Where the Blyde River and the Treur River meet, water erosion has formed one of the most remarkable geological phenomena in the country, known as ‘Bourke’s Luck Potholes’. Over thousands of years, surreal cylindrical rock sculptures created by whirling water have formed a series of dark pools which contrast artfully with the streaked white and yellow lichen covered rocks. Following the road and the Treur River south, there are further viewpoints; Wonder View, God’s Window and the Pinnacle.
Johannesburg is the largest and most populated city in South Africa, its business hub, and the second largest city in Africa after Cairo. Gold was discovered in the mineral-rich Witwatersrand in 1886 by an Australian prospector, George Harrison. This discovery started a major gold rush as fortune hunters came to the area from all over the world. A huge labour force of contract workers sprang up to work in the mines and within three years Johannesburg became the largest settlement in South Africa.
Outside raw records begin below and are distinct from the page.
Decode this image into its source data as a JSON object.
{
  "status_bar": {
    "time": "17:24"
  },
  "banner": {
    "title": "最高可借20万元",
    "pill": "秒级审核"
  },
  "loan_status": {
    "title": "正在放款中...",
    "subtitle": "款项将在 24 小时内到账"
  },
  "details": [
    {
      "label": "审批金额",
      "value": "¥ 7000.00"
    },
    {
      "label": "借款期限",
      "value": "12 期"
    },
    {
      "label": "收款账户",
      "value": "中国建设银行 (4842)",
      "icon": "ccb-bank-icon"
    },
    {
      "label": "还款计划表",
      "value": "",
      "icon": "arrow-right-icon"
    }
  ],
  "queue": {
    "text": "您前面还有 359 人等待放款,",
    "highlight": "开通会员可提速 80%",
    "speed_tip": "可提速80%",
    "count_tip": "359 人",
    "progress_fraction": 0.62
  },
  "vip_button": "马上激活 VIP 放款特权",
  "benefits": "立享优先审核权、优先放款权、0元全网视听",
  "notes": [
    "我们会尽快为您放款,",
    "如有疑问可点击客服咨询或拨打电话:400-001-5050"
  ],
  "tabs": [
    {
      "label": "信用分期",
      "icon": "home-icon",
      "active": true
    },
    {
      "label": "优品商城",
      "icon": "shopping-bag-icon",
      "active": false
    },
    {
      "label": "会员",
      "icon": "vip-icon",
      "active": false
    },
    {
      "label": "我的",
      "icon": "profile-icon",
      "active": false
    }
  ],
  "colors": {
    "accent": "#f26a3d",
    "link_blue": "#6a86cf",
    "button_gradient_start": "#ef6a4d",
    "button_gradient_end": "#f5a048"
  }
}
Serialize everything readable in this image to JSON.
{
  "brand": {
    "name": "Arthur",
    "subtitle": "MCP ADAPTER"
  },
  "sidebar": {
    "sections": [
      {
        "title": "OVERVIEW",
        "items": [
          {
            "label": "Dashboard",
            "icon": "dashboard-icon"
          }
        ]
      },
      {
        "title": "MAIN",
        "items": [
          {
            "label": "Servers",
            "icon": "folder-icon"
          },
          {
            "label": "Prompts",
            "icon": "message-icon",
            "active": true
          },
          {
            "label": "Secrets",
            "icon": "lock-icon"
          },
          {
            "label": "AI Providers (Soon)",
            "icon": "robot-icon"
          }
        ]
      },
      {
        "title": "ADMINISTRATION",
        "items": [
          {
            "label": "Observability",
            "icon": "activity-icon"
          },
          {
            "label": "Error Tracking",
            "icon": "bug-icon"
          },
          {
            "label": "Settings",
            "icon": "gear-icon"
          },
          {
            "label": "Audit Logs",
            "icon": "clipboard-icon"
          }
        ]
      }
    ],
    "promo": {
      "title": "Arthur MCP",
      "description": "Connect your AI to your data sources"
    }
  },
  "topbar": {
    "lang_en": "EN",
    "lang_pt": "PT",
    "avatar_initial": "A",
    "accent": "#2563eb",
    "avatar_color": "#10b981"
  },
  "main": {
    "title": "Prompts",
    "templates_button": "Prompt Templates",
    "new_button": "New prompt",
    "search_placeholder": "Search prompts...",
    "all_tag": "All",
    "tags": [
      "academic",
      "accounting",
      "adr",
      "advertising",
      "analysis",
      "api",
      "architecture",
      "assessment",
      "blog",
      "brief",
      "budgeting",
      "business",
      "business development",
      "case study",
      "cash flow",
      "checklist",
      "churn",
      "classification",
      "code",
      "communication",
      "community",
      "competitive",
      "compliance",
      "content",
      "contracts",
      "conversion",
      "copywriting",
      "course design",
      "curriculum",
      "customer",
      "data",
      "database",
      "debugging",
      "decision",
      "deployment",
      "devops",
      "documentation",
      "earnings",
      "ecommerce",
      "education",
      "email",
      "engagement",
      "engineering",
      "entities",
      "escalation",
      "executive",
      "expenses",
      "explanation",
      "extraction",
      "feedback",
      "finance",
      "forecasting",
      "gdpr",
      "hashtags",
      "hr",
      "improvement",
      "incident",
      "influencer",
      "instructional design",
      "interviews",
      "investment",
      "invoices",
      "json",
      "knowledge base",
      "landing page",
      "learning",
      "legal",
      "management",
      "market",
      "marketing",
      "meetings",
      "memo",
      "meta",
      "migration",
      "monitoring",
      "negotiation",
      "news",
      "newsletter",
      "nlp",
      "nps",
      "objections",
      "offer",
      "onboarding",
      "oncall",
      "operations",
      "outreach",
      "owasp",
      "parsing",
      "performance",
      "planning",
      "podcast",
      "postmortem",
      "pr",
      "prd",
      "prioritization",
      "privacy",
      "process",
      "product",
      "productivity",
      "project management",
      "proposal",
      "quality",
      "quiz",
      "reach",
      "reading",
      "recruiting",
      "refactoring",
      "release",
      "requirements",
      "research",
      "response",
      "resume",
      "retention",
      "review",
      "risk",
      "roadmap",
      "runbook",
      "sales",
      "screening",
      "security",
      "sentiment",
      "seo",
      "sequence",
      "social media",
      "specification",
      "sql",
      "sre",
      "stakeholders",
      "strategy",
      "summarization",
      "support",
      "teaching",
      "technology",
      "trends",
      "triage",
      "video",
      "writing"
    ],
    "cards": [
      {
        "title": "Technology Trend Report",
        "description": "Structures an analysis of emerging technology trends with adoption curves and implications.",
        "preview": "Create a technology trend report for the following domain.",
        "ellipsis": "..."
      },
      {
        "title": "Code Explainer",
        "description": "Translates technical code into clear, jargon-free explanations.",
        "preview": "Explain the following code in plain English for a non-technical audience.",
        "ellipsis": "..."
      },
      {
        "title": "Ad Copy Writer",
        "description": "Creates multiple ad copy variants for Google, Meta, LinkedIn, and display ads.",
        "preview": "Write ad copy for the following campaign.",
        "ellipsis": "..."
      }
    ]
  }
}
It is now the economic and financial core of the country, and although mining is no longer practiced within the city bounds, the headquarters of most of the mining companies can be found here.
Everything here is faster than anywhere else in Africa, something this city has prided itself on ever since the gold rush..The streets of Johannesburg boast a rich historical background while its suburbs are home to some of the savviest businessmen in Africa. However, it’s not all about business in this economic terrain and Johannesburg offers a wealth of sights for visitors including the beautiful Kruger National Park, Emmerentia Dam and the Walter Sisulu National Botanical Garden. It’s also close to the world renowned Sun City, the popular Gold Reef City and the Blyde River Canyon. Most visitors embark on tours to Johannesburg to take in the sites of the townships. Soweto in particular offers fantastic opportunities for township tours as well as a glimpse into South Africa’s history. The Apartheid Museum is also part of these tours and delves visitors to Johannesburg into South Africa’s past. Johannesburg’s Sandton is also the sight of the best shopping ground in South Africa with shopping malls offering all the latest and hottest haute couture and labels seen on the world’s catwalks. Johannesburg is also known as the world’s largest human-made forest, with over 10 million trees planted throughout the city.